• Exercise aim
In the records below, find each line with "your" and copy it.

• Given data

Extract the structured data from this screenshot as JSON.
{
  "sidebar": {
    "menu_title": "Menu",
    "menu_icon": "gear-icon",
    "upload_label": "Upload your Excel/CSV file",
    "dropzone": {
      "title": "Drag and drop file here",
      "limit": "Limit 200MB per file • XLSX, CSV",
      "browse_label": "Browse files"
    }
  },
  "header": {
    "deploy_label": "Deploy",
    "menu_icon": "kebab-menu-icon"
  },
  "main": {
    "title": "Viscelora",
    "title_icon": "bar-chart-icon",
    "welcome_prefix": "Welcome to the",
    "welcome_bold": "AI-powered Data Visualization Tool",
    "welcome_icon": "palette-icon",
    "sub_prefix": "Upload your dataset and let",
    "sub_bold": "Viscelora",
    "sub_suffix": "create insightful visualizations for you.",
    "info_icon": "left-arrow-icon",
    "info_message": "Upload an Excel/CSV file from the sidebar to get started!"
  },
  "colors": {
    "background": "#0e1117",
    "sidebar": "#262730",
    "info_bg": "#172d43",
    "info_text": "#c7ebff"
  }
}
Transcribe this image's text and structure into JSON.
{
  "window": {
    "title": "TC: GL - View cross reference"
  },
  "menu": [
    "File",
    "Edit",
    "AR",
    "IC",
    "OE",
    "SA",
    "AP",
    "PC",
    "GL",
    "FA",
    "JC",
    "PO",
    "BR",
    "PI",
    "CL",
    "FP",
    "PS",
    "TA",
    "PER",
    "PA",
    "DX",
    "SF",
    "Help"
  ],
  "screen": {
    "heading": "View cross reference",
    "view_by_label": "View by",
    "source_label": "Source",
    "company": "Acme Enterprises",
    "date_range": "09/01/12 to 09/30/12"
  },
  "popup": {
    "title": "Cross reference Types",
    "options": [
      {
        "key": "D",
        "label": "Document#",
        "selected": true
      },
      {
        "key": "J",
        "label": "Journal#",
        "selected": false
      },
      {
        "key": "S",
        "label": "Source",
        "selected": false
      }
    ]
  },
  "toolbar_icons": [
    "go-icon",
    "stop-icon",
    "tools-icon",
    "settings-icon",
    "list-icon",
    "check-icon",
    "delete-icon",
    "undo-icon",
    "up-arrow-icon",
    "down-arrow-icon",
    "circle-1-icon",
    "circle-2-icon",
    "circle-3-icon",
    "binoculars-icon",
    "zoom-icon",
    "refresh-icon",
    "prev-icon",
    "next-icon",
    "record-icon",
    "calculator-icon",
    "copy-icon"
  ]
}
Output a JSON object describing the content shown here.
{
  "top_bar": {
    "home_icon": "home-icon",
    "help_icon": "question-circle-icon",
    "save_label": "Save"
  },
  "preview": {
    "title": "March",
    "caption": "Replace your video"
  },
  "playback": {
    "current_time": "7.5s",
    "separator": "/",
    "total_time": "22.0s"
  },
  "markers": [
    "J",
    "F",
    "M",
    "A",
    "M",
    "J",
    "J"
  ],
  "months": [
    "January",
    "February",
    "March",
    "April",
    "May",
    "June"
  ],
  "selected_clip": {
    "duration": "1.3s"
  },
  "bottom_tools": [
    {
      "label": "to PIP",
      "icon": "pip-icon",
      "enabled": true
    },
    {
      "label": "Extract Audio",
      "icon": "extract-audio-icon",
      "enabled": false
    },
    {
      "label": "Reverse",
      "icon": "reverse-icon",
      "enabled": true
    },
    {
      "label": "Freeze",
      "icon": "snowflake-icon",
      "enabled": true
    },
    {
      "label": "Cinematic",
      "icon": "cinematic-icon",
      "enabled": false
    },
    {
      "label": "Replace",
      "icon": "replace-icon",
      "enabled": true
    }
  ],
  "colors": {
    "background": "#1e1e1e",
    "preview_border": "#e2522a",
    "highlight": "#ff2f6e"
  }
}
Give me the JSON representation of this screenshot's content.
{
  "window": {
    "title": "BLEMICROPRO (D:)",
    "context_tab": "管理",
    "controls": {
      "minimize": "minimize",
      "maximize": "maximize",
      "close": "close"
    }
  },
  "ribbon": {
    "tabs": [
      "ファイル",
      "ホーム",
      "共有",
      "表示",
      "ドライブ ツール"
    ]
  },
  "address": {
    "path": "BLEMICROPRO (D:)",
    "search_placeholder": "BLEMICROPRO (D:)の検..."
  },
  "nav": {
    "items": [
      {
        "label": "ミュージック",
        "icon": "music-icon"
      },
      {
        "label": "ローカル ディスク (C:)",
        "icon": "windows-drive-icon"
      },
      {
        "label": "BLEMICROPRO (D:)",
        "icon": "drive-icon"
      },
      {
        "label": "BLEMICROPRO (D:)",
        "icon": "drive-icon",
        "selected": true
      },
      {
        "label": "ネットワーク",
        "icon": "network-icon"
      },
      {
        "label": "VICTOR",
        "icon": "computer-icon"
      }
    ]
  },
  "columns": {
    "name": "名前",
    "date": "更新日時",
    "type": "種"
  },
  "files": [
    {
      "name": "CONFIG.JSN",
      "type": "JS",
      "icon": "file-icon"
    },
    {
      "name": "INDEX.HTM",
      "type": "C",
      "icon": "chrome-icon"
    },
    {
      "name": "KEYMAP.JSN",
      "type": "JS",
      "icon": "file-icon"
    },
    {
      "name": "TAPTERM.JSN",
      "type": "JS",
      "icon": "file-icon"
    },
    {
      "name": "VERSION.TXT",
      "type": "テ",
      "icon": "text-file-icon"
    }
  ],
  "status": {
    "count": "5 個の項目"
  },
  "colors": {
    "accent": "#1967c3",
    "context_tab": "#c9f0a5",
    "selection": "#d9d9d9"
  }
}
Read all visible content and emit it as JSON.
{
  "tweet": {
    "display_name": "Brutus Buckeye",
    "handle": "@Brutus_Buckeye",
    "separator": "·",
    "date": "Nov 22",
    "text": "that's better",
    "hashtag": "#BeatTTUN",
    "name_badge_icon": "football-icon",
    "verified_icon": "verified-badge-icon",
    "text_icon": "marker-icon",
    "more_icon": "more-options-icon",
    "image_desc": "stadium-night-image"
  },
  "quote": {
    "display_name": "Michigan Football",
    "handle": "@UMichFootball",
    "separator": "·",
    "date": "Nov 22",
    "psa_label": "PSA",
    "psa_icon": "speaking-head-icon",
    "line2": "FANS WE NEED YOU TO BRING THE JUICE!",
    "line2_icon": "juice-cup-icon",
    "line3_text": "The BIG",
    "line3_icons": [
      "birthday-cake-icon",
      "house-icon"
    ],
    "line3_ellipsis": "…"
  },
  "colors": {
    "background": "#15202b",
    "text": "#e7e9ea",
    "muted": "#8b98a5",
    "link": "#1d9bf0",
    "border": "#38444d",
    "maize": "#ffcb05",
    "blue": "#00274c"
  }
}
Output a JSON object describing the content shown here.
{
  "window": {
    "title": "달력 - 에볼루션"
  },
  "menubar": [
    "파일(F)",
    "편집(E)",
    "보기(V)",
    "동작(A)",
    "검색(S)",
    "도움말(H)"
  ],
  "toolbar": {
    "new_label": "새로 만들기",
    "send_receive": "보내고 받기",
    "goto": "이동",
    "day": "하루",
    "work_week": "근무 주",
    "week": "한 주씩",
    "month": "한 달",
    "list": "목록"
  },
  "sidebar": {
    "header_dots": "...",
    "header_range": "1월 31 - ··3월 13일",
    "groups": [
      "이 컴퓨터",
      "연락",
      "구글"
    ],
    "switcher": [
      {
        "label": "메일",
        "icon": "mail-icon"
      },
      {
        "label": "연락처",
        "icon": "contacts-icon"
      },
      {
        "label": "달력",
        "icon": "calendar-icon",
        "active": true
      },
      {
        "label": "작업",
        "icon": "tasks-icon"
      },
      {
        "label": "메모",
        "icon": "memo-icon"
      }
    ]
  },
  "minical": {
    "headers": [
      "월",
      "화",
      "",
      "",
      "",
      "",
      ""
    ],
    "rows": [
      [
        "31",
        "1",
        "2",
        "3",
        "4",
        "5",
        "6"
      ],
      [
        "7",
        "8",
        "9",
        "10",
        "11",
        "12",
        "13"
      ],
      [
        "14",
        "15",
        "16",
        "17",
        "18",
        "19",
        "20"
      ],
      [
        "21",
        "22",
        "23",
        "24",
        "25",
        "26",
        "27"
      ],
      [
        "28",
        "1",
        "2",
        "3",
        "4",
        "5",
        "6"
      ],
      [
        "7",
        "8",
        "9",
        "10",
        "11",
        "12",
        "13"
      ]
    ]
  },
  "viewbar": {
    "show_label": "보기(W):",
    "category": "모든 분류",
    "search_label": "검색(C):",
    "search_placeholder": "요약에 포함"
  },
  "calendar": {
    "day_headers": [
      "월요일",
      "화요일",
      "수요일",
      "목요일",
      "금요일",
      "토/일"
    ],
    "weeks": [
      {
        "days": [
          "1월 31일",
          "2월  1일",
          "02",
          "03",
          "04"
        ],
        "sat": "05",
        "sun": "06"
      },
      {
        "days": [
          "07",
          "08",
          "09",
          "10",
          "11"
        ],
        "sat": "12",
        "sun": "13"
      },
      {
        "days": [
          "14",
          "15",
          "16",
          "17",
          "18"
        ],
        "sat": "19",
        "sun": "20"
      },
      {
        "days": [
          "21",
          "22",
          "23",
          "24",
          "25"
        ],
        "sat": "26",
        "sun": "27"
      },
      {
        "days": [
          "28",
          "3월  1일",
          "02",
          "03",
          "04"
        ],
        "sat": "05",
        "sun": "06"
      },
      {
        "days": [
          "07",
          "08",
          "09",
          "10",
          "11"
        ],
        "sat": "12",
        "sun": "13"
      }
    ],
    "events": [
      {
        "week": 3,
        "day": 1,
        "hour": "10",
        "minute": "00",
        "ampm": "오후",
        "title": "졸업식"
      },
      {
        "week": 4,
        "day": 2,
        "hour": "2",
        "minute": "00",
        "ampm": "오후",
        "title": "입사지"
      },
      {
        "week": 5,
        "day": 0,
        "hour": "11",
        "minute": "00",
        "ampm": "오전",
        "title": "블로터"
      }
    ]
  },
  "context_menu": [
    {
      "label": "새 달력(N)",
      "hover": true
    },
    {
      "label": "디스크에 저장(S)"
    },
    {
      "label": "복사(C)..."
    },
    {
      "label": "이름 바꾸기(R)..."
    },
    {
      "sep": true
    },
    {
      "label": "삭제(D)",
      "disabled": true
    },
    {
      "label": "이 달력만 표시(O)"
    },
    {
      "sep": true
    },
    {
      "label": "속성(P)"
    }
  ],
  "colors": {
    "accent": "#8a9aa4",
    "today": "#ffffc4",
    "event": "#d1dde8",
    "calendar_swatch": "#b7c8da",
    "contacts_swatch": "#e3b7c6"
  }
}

• Output of the exercise
    "upload_label": "Upload your Excel/CSV file",
    "sub_prefix": "Upload your dataset and let",
    "caption": "Replace your video"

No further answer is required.